Appropriate investigations include a complete medication review to identify responsible drugs; stool cultures for routine bacterial infections, C. Diff., ova and parasites; testing for CMV; and endoscopy in patients where the above investigations are negative. A decrease or switch in the immunosuppressive agents mentioned above may be required if no other causes for the diarrhea are found.
A lung transplant patient presents with pancytopenia post-transplant. His medications include cyclosporine, azathioprine, prednisone, Septra, valganciclovir, calcium, vitamin D and omeprazole.
What is the differential diagnosis?
Hematologic abnormalities such as anemia, thrombocytopenia and leukopenia are common post-transplant.
Lymphocyte-depleting antibodies, such as thymoglobulin and alemtuzumab may cause leucopenia, lymphopenia and thrombocytopenia. Bone marrow suppression can also result from the antiproliferative agents azathioprine, mycophenolic acid and sirolimus. Other medications that can cause bone marrow suppression include valganciclovir, trimethoprim-sulfamethoxazole, dapsone, and rarely proton pump inhibitors. ACE-inhibitors and angiotensin-II receptor blockers have also been implicated as causes of anemia post-transplant. Rarely, calcineurin inhibitors or sirolimus can cause thrombotic microangiopathy, which may be associated with anemia or thrombocytopenia.
Notable infections include cytomegalovirus and Epstein-Barr virus, which can cause leukopenia; and parvovirus B19, which can cause a severe anemia. In the context of sepsis, bacterial infections may also cause anemia.

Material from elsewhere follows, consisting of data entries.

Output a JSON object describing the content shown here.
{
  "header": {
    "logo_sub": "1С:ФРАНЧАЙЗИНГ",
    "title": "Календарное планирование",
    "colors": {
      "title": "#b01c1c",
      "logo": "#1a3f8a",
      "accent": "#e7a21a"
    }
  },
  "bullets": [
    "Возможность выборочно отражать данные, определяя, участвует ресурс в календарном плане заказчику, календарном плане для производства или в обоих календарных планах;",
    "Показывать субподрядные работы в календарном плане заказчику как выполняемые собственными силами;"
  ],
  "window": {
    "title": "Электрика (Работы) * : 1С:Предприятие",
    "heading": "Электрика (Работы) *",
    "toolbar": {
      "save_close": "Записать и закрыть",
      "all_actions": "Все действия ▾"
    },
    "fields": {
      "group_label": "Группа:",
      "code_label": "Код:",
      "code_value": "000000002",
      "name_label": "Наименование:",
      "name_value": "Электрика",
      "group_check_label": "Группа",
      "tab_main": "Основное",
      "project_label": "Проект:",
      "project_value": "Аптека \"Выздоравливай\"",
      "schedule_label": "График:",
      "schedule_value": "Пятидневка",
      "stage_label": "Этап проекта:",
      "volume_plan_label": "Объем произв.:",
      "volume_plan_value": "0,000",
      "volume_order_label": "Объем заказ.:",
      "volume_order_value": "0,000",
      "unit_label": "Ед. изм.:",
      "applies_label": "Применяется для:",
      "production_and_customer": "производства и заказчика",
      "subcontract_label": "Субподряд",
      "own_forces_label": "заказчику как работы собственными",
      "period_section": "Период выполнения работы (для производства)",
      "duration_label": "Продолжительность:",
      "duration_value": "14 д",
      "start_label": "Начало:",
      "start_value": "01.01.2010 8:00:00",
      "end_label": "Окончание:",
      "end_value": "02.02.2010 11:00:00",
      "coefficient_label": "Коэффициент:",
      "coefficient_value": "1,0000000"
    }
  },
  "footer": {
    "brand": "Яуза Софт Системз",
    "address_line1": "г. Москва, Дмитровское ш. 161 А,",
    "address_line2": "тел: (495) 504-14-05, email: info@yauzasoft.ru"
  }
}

Malignancy can also lead to pancytopenia, particularly post-transplant lymphoproliferative disease (PTLD).
Very rare causes include passenger lymphocyte syndrome, infection-induced hemophagocytic syndrome and graft-versus-host disease in a solid-organ transplant recipient.
Which cancers are increased in risk post-transplant? What are the risk factors for cancer post-transplant, and what are the recommendations for cancer screening post-transplant?
Transplant recipients are at greater risk of developing cancer compared to the general population. This is particularly true for cancers associated with viral infections (e.g. EBV-associated lymphomas, cervical cancer associated with HPV, and Kaposi’s sarcoma associated with HHV-8). The risk also varies by organ transplanted. For example, cancers associated with chronic kidney disease and end-stage renal disease (e.g. myeloma and renal cell carcinoma) are seen more commonly in kidney transplant recipients, while the incidence of lung cancer is highest in lung transplant recipients compared to other organs. The relative risk for other common cancers, such as breast, colon, thyroid and prostate is either similar to or only moderately increased compared to the general population.
There is good reason to believe that the value of cancer screening tests, harm from interventions and the life-years to be gained by early intervention may be substantially different in transplant recipients compared to that in the general population. Hence, careful individual appraisal needs to be exercised when making recommendations for screening post-transplant.
Finally, it should be noted that the most common type of cancer post-transplant is squamous-cell skin cancer. Because of this, all transplant recipients are advised to use sun protection year-round, and either perform regular self-checks for new skin lesions or have regular examinations by their family doctor or dermatologist.